For me, the challenge is to always be at the cutting edge of figuring out how artificial intelligence can improve our lives, and how it can potentially make our lives worse. And for a lot of things, this may be a really useful platform for people who want to write, I mean as long as you aren’t just adopting whatever is there, but you might get a rough draft there and then take it and make it your own and analyze whether it’s accurate or not. I think at the end all though, it is incapable of being creative. It’s incapable of doing what you all hopefully are learning in your classes as a writing university and that is how to take your voice, your ideas, and your thoughts, and use words to express ideas and new ways of thinking about things that it can’t do. That’s where humans are going … The next generation of thinking is going to be there. People were worried when we developed a calculator thinking no one would be able to do math again. When television first was on the scene, everyone thought it was going to destroy children’s minds, I mean, every new technology comes with a lot of fear and anguish, and I think our job as a university is to figure out how to take things like that and make sure that they are used for good things and to also reduce the harm associated with it.

DI: As we’re moving into a sort of post-COVID-19 centric world, how do you plan on continuing to address the struggles, such as finances and student mental health as we move beyond?

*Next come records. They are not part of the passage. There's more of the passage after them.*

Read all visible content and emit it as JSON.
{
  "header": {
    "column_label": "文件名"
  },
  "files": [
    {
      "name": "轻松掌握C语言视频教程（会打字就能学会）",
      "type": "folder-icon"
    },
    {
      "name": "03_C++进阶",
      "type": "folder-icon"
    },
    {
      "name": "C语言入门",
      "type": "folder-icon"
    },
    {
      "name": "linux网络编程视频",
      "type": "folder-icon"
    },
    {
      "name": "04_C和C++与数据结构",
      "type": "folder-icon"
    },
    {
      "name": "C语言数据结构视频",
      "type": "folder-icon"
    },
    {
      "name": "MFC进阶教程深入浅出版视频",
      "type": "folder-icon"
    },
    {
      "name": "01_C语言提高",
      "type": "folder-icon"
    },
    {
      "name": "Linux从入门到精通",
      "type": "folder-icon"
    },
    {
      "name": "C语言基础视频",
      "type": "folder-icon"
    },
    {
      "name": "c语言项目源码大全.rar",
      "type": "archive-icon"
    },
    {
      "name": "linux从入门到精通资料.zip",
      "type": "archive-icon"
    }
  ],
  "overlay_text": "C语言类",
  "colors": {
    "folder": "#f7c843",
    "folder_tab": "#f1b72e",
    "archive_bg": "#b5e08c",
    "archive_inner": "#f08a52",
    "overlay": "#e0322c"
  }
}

Wilson: As you know, mental health and well-being are one of our strategic priorities in our plan, and I’m really proud that we are one of the few universities that call it out as one of its main priorities, that I’ve seen anyway, in other strategic plans. We’re working really hard on a couple of fronts. You’re probably mostly interested in students so I’ll talk about what we’re doing with regard to students. You know that we have the 24-hour, seven days a week chat phone text service, encouraging more students to utilize that, especially during off hours. As we renovate the IMU, moving Student Wellness into the IMU will be a very signature part of what we do going forward. We’re also looking at embedding mental health and wellness professionals in more spaces than just the Counseling Center. Tippie has a mental health professional in the College of Business. The College of Law has a mental health professional, and dentistry does. It may not end up being in every college but the point is, let’s get professionals closer to where students are and allow students to do drop-ins, have conversations, and learn skills before crises evolve because they haven’t been dealt with. 

 So I think that’s our goal. We’re also talking about the potential of moving some mental health professionals into some of the residence halls so that they’re there. We aren’t relying just on RAs to manage every crisis. We’re talking with donors about the potential to support some of these activities. I can tell you that early conversations have been really fruitful, donors and alums are stepping up and saying, “We know there’s an issue, and we want to help. How can we help?” So I think those are some of the things we’re working on and they’re really important. People are calling us, and asking us what we’re doing. I’m not saying we have all the problems solved, but I think we’re ahead of the curve and thinking about how to help students. Think about stress, take care of themselves, manage the signals, eat, sleep, take care of the issues mentally as well as physically so that they can succeed on the academic front.